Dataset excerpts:
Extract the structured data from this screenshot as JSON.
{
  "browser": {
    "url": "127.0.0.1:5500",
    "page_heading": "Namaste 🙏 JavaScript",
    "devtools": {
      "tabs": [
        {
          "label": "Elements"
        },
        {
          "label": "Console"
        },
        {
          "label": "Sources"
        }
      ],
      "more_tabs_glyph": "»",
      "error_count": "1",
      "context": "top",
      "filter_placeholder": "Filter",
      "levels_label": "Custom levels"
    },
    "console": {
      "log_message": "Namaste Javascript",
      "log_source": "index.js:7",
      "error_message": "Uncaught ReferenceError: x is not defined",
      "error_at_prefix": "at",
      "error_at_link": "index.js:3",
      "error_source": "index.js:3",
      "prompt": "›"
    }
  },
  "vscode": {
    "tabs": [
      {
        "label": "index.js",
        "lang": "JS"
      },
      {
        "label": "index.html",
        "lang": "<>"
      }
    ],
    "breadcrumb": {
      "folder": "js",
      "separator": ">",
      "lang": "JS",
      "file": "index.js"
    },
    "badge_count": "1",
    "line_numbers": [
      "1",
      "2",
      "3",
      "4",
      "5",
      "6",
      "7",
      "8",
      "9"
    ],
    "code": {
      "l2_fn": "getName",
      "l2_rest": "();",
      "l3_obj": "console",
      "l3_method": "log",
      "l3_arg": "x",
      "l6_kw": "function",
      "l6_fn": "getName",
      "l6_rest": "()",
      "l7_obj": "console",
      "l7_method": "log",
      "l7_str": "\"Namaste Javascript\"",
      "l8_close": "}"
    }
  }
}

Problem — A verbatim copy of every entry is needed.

Answer to the exercise —
Extract the structured data from this screenshot as JSON.
{
  "browser": {
    "url": "127.0.0.1:5500",
    "page_heading": "Namaste 🙏 JavaScript",
    "devtools": {
      "tabs": [
        {
          "label": "Elements"
        },
        {
          "label": "Console"
        },
        {
          "label": "Sources"
        }
      ],
      "more_tabs_glyph": "»",
      "error_count": "1",
      "context": "top",
      "filter_placeholder": "Filter",
      "levels_label": "Custom levels"
    },
    "console": {
      "log_message": "Namaste Javascript",
      "log_source": "index.js:7",
      "error_message": "Uncaught ReferenceError: x is not defined",
      "error_at_prefix": "at",
      "error_at_link": "index.js:3",
      "error_source": "index.js:3",
      "prompt": "›"
    }
  },
  "vscode": {
    "tabs": [
      {
        "label": "index.js",
        "lang": "JS"
      },
      {
        "label": "index.html",
        "lang": "<>"
      }
    ],
    "breadcrumb": {
      "folder": "js",
      "separator": ">",
      "lang": "JS",
      "file": "index.js"
    },
    "badge_count": "1",
    "line_numbers": [
      "1",
      "2",
      "3",
      "4",
      "5",
      "6",
      "7",
      "8",
      "9"
    ],
    "code": {
      "l2_fn": "getName",
      "l2_rest": "();",
      "l3_obj": "console",
      "l3_method": "log",
      "l3_arg": "x",
      "l6_kw": "function",
      "l6_fn": "getName",
      "l6_rest": "()",
      "l7_obj": "console",
      "l7_method": "log",
      "l7_str": "\"Namaste Javascript\"",
      "l8_close": "}"
    }
  }
}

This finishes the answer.